* **What to produce**: Would you write out every entry exactly, but without the pictures?

START Data for review

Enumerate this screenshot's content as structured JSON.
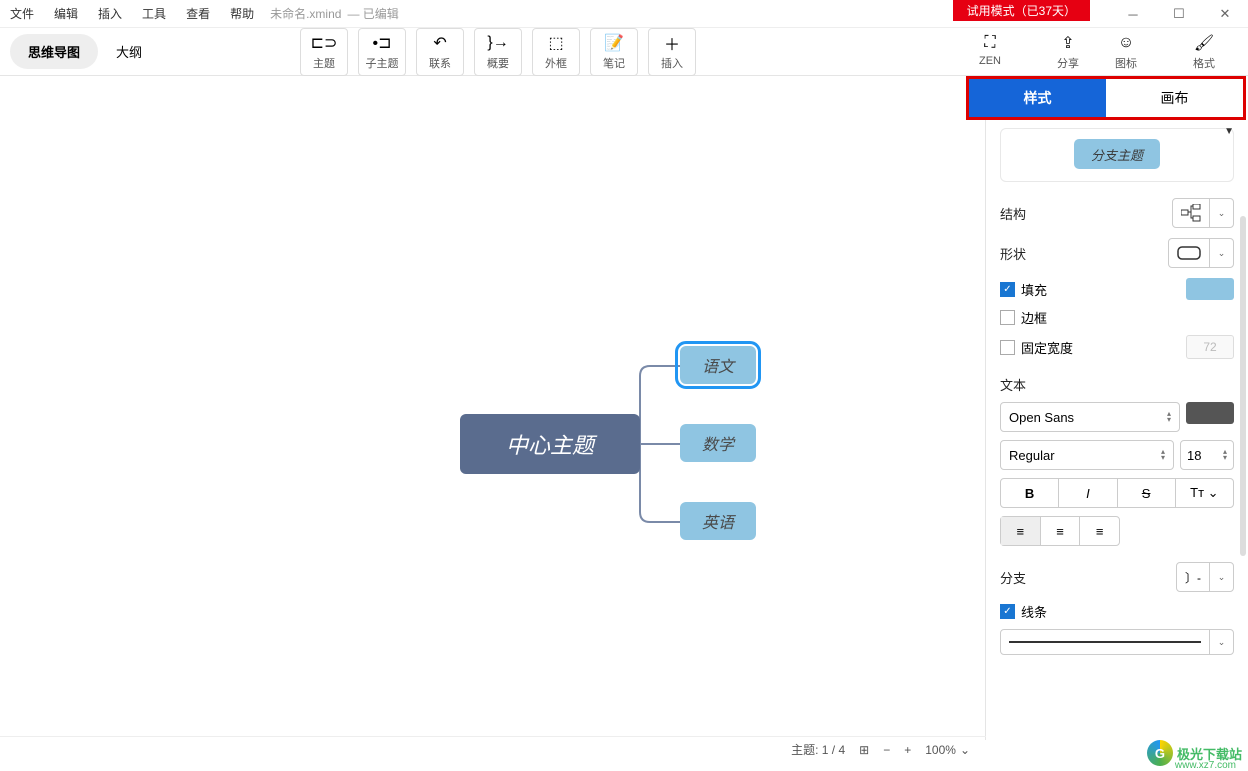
{
  "menu": {
    "file": "文件",
    "edit": "编辑",
    "insert": "插入",
    "tools": "工具",
    "view": "查看",
    "help": "帮助"
  },
  "doc": {
    "name": "未命名.xmind",
    "status": "— 已编辑"
  },
  "trial": "试用模式（已37天）",
  "viewTabs": {
    "mindmap": "思维导图",
    "outline": "大纲"
  },
  "tools": {
    "topic": "主题",
    "subtopic": "子主题",
    "relation": "联系",
    "summary": "概要",
    "boundary": "外框",
    "note": "笔记",
    "insert": "插入",
    "zen": "ZEN",
    "share": "分享",
    "icons": "图标",
    "format": "格式"
  },
  "nodes": {
    "central": "中心主题",
    "c1": "语文",
    "c2": "数学",
    "c3": "英语"
  },
  "panel": {
    "tabStyle": "样式",
    "tabCanvas": "画布",
    "sampleLabel": "分支主题",
    "structure": "结构",
    "shape": "形状",
    "fill": "填充",
    "border": "边框",
    "fixedWidth": "固定宽度",
    "widthValue": "72",
    "text": "文本",
    "font": "Open Sans",
    "weight": "Regular",
    "size": "18",
    "branch": "分支",
    "line": "线条"
  },
  "status": {
    "topicCount": "主题: 1 / 4",
    "zoom": "100%"
  },
  "watermark": {
    "text": "极光下载站",
    "url": "www.xz7.com"
  }
}
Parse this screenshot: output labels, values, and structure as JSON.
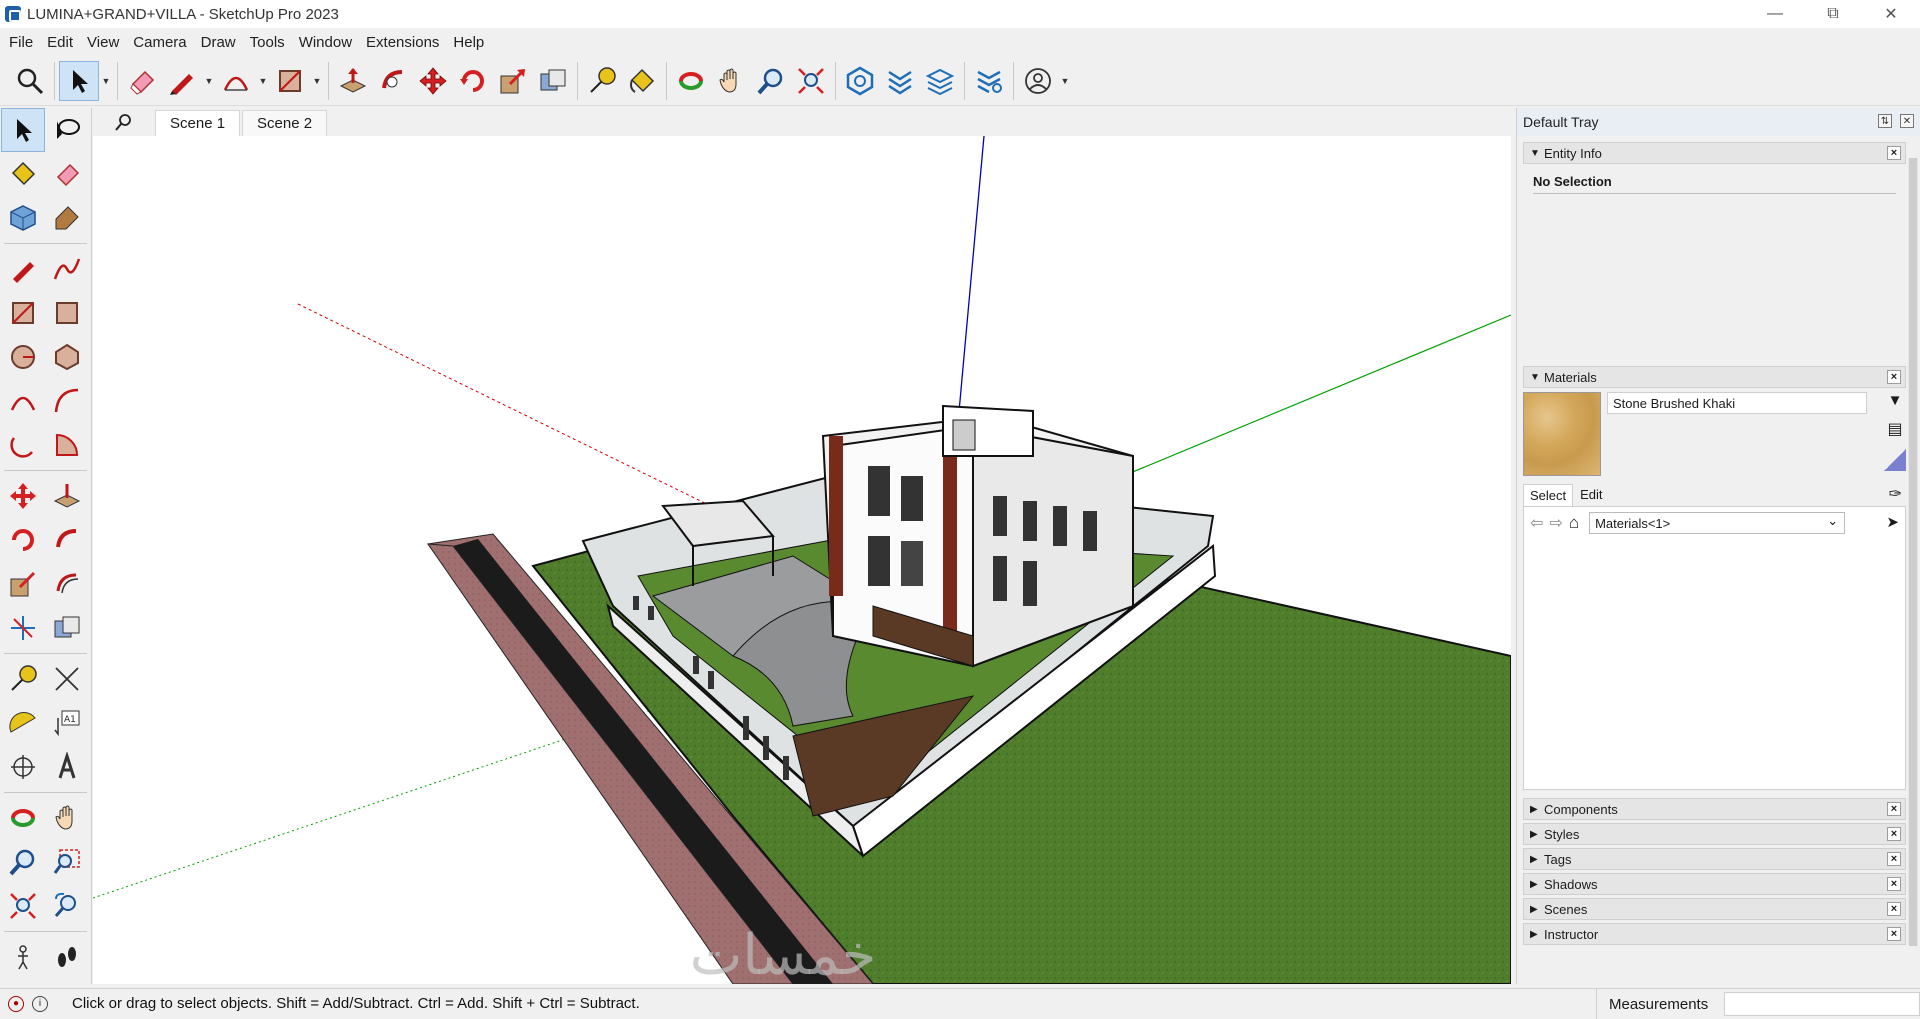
{
  "window": {
    "title": "LUMINA+GRAND+VILLA - SketchUp Pro 2023",
    "controls": [
      "minimize-icon",
      "restore-icon",
      "close-icon"
    ]
  },
  "menu": [
    "File",
    "Edit",
    "View",
    "Camera",
    "Draw",
    "Tools",
    "Window",
    "Extensions",
    "Help"
  ],
  "toolbar": {
    "icons": [
      "search-icon",
      "select-icon",
      "eraser-icon",
      "pencil-line-icon",
      "arc-icon",
      "rectangle-icon",
      "push-pull-icon",
      "follow-me-icon",
      "move-icon",
      "rotate-icon",
      "scale-icon",
      "offset-icon",
      "tape-measure-icon",
      "paint-bucket-icon",
      "orbit-icon",
      "pan-icon",
      "zoom-icon",
      "zoom-extents-icon",
      "warehouse-icon",
      "extension-warehouse-icon",
      "layout-icon",
      "extension-manager-icon",
      "account-icon"
    ]
  },
  "scenes": {
    "tabs": [
      "Scene 1",
      "Scene 2"
    ]
  },
  "tray": {
    "title": "Default Tray",
    "entity_info": {
      "title": "Entity Info",
      "status": "No Selection"
    },
    "materials": {
      "title": "Materials",
      "name": "Stone Brushed Khaki",
      "tabs": [
        "Select",
        "Edit"
      ],
      "collection": "Materials<1>",
      "swatch_color": "#d4a85b"
    },
    "collapsed_panels": [
      "Components",
      "Styles",
      "Tags",
      "Shadows",
      "Scenes",
      "Instructor"
    ]
  },
  "status": {
    "hint": "Click or drag to select objects. Shift = Add/Subtract. Ctrl = Add. Shift + Ctrl = Subtract.",
    "measurements_label": "Measurements",
    "measurements_value": ""
  },
  "watermark": "خمسات",
  "colors": {
    "accent": "#cfe3f7",
    "red_axis": "#d00000",
    "green_axis": "#00a000",
    "blue_axis": "#0000c0",
    "grass": "#4a7a2a"
  }
}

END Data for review

* **Expected answer**:
Enumerate this screenshot's content as structured JSON.
{
  "menu": {
    "file": "文件",
    "edit": "编辑",
    "insert": "插入",
    "tools": "工具",
    "view": "查看",
    "help": "帮助"
  },
  "doc": {
    "name": "未命名.xmind",
    "status": "— 已编辑"
  },
  "trial": "试用模式（已37天）",
  "viewTabs": {
    "mindmap": "思维导图",
    "outline": "大纲"
  },
  "tools": {
    "topic": "主题",
    "subtopic": "子主题",
    "relation": "联系",
    "summary": "概要",
    "boundary": "外框",
    "note": "笔记",
    "insert": "插入",
    "zen": "ZEN",
    "share": "分享",
    "icons": "图标",
    "format": "格式"
  },
  "nodes": {
    "central": "中心主题",
    "c1": "语文",
    "c2": "数学",
    "c3": "英语"
  },
  "panel": {
    "tabStyle": "样式",
    "tabCanvas": "画布",
    "sampleLabel": "分支主题",
    "structure": "结构",
    "shape": "形状",
    "fill": "填充",
    "border": "边框",
    "fixedWidth": "固定宽度",
    "widthValue": "72",
    "text": "文本",
    "font": "Open Sans",
    "weight": "Regular",
    "size": "18",
    "branch": "分支",
    "line": "线条"
  },
  "status": {
    "topicCount": "主题: 1 / 4",
    "zoom": "100%"
  },
  "watermark": {
    "text": "极光下载站",
    "url": "www.xz7.com"
  }
}
Parse this screenshot: output labels, values, and structure as JSON.
{
  "window": {
    "title": "LUMINA+GRAND+VILLA - SketchUp Pro 2023",
    "controls": [
      "minimize-icon",
      "restore-icon",
      "close-icon"
    ]
  },
  "menu": [
    "File",
    "Edit",
    "View",
    "Camera",
    "Draw",
    "Tools",
    "Window",
    "Extensions",
    "Help"
  ],
  "toolbar": {
    "icons": [
      "search-icon",
      "select-icon",
      "eraser-icon",
      "pencil-line-icon",
      "arc-icon",
      "rectangle-icon",
      "push-pull-icon",
      "follow-me-icon",
      "move-icon",
      "rotate-icon",
      "scale-icon",
      "offset-icon",
      "tape-measure-icon",
      "paint-bucket-icon",
      "orbit-icon",
      "pan-icon",
      "zoom-icon",
      "zoom-extents-icon",
      "warehouse-icon",
      "extension-warehouse-icon",
      "layout-icon",
      "extension-manager-icon",
      "account-icon"
    ]
  },
  "scenes": {
    "tabs": [
      "Scene 1",
      "Scene 2"
    ]
  },
  "tray": {
    "title": "Default Tray",
    "entity_info": {
      "title": "Entity Info",
      "status": "No Selection"
    },
    "materials": {
      "title": "Materials",
      "name": "Stone Brushed Khaki",
      "tabs": [
        "Select",
        "Edit"
      ],
      "collection": "Materials<1>",
      "swatch_color": "#d4a85b"
    },
    "collapsed_panels": [
      "Components",
      "Styles",
      "Tags",
      "Shadows",
      "Scenes",
      "Instructor"
    ]
  },
  "status": {
    "hint": "Click or drag to select objects. Shift = Add/Subtract. Ctrl = Add. Shift + Ctrl = Subtract.",
    "measurements_label": "Measurements",
    "measurements_value": ""
  },
  "watermark": "خمسات",
  "colors": {
    "accent": "#cfe3f7",
    "red_axis": "#d00000",
    "green_axis": "#00a000",
    "blue_axis": "#0000c0",
    "grass": "#4a7a2a"
  }
}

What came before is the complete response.